QuartzCore ( ), also known as CoreAnimation, is a framework use by macOS and iOS to build an animatable scene graph. CoreAnimation uses a unique rendering model where the grapohics operations are run in a separate process. On macOS, the process is WindowServer and on iOS the name is backboardd. Both of these process are out of sandbox and have the right to call setuid. The service name QuartzCore is usually referenced as CARenderServer. This service exists on both macOS and iOS and can be accessed from the Safarisandbox and therefore has been used for Pwn2Own on many occasions. There exists an integer overflow which can lead to heap over flow in QuartzCore on latest macOS/iOS.
Vendor Response
“CoreAnimation Impact: An application may be able to execute arbitrary code with system privileges Description: A memory corruption issue was addressed with improved memory handling. CVE-2018-4415: Beyond Security’s SecuriTeam Secure Disclosure”
An independent Security Researcher has reported this vulnerability to Beyond Security’s SecuriTeam Secure Disclosure program.

SSD Advisory – Python Bytecode Disassembler and Decompiler (pycdc) Multiple Vulnerabilities

Vulnerabilities summary
The following advisory describes 12 (twelve) vulnerabilities found in Python Bytecode Disassembler and Decompiler (pycdc).
Python Bytecode Disassembler and Decompiler (pycdc) “aims to translate compiled Python byte-code back into valid and human-readable Python source code. While other projects have achieved this with varied success, Decompyle++ is unique in that it seeks to support byte-code from any version of Python.”
The vulnerabilities found are:

  • Heap buffer overflow (2)
  • Null pointer (8)
  • Global buffer overflow
  • Singed integer overflow

An independent security researcher from Geeknik Labs has reported this vulnerability to Beyond Security’s SecuriTeam Secure Disclosure program.
Vendor response
Michael Hansen was informed of the vulnerability and release a patches to address them.
For more details:
At this time we will not disclose PoC – we may release these later when users of the python code have updated their systems.


GraphicsMagick是“图像处理方面的瑞士军刀。 基础包中的源码共有267K行(根据David A. Wheeler统计),它提供了强大而有效的工具和库,支持读,写超过88种主要图像处理格式,包括DPX,GIF,JPEG,JPEG-2000,PNG,PDF,PNM和TIFF等重要格式。

  • 内存信息泄露
  • 堆溢出

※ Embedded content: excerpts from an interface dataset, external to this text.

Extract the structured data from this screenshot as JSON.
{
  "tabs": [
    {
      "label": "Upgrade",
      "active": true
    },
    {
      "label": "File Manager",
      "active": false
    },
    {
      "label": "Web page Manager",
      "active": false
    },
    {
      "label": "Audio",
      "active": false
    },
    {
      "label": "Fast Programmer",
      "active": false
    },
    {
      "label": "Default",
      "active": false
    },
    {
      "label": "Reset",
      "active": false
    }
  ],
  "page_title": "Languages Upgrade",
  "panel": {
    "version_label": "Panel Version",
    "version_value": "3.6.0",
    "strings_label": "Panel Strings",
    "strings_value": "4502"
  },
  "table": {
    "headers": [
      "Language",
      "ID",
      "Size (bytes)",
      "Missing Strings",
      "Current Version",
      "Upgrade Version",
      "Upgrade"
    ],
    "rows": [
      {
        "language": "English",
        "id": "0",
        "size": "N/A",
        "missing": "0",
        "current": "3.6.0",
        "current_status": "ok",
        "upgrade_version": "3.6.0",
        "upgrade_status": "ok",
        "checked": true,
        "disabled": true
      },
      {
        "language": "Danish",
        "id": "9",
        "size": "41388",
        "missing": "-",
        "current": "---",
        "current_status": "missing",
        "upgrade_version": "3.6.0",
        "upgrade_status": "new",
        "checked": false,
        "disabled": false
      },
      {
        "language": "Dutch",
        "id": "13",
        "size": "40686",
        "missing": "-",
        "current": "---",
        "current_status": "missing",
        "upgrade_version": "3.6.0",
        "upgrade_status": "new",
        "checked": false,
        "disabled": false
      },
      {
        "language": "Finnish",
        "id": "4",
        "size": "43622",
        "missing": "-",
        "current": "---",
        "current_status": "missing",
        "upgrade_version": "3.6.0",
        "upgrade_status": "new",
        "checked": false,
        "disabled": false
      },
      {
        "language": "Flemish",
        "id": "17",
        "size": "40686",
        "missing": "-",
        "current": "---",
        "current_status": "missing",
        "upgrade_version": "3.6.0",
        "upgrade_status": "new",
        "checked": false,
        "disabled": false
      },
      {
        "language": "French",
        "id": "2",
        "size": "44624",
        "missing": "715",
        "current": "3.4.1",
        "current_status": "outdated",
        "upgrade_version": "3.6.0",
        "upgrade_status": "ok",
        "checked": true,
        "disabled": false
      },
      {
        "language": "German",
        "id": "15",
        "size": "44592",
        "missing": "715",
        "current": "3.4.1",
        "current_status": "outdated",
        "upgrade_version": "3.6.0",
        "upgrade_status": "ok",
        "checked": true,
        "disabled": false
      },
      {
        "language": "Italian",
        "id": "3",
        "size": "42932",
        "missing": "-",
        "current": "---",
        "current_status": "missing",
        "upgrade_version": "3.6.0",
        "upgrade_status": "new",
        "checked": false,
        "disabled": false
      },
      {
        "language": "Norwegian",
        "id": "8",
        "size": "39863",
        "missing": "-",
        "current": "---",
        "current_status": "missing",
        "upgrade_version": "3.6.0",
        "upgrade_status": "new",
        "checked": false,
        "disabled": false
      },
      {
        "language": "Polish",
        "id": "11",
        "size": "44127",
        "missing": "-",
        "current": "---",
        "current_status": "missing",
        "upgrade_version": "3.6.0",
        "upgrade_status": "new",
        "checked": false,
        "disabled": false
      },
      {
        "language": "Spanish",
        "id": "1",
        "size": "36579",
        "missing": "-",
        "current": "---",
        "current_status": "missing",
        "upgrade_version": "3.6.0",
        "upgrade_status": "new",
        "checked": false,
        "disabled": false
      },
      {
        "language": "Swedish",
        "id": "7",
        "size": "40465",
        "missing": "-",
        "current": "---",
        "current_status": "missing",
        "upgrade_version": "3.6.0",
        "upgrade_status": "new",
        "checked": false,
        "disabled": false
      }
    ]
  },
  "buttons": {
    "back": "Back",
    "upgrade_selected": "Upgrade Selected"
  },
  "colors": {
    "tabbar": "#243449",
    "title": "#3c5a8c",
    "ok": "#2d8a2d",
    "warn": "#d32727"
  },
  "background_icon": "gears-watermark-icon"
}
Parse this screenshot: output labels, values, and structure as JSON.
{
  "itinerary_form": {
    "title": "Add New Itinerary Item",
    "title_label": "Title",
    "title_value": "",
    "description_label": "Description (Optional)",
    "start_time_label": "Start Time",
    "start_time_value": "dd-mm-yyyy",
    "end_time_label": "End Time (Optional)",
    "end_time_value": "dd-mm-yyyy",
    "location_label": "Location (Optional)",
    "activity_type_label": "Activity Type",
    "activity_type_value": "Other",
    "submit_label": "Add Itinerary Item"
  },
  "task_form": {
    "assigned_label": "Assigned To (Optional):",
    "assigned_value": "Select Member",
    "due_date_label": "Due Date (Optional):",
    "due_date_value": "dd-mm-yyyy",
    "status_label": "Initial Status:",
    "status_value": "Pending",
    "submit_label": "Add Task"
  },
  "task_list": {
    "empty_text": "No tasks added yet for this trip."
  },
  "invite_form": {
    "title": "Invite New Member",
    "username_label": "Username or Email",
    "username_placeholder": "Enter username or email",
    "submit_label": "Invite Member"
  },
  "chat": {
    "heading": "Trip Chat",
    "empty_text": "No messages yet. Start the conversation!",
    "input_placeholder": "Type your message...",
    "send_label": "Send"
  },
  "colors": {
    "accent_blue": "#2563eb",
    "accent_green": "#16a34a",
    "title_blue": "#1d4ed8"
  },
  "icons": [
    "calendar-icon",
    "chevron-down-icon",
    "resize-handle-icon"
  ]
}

一位独立的安全研究人员Jeremy Heng(@nn_amon)和Terry Chia(Ayrx)向 Beyond Security 的 SSD 报告了该漏洞
厂商已经发布了这些漏洞的补丁(15237:e4e1c2a581d8 and 15238:7292230dd18)。获取更多信息:

SSD Advisory – GraphicsMagick Multiple Vulnerabilities

Vulnerabilities summary
The following advisory describes two (2) vulnerabilities found in GraphicsMagick.
GraphicsMagick is “The swiss army knife of image processing. Comprised of 267K physical lines (according to David A. Wheeler’s SLOCCount) of source code in the base package (or 1,225K including 3rd party libraries) it provides a robust and efficient collection of tools and libraries which support reading, writing, and manipulating an image in over 88 major formats including important formats like DPX, GIF, JPEG, JPEG-2000, PNG, PDF, PNM, and TIFF.”
The vulnerabilities found are:

  • Memory Information Disclosure
  • Heap Overflow

An independent security researchers, Jeremy Heng (@nn_amon) and Terry Chia (Ayrx), has reported this vulnerability to Beyond Security’s SecuriTeam Secure Disclosure program
Vendor response
The vendor has released patches to address these vulnerabilities (15237:e4e1c2a581d8 and 15238:7292230dd18).
For more details:
CVE-2017-16352, CVE-2017-16353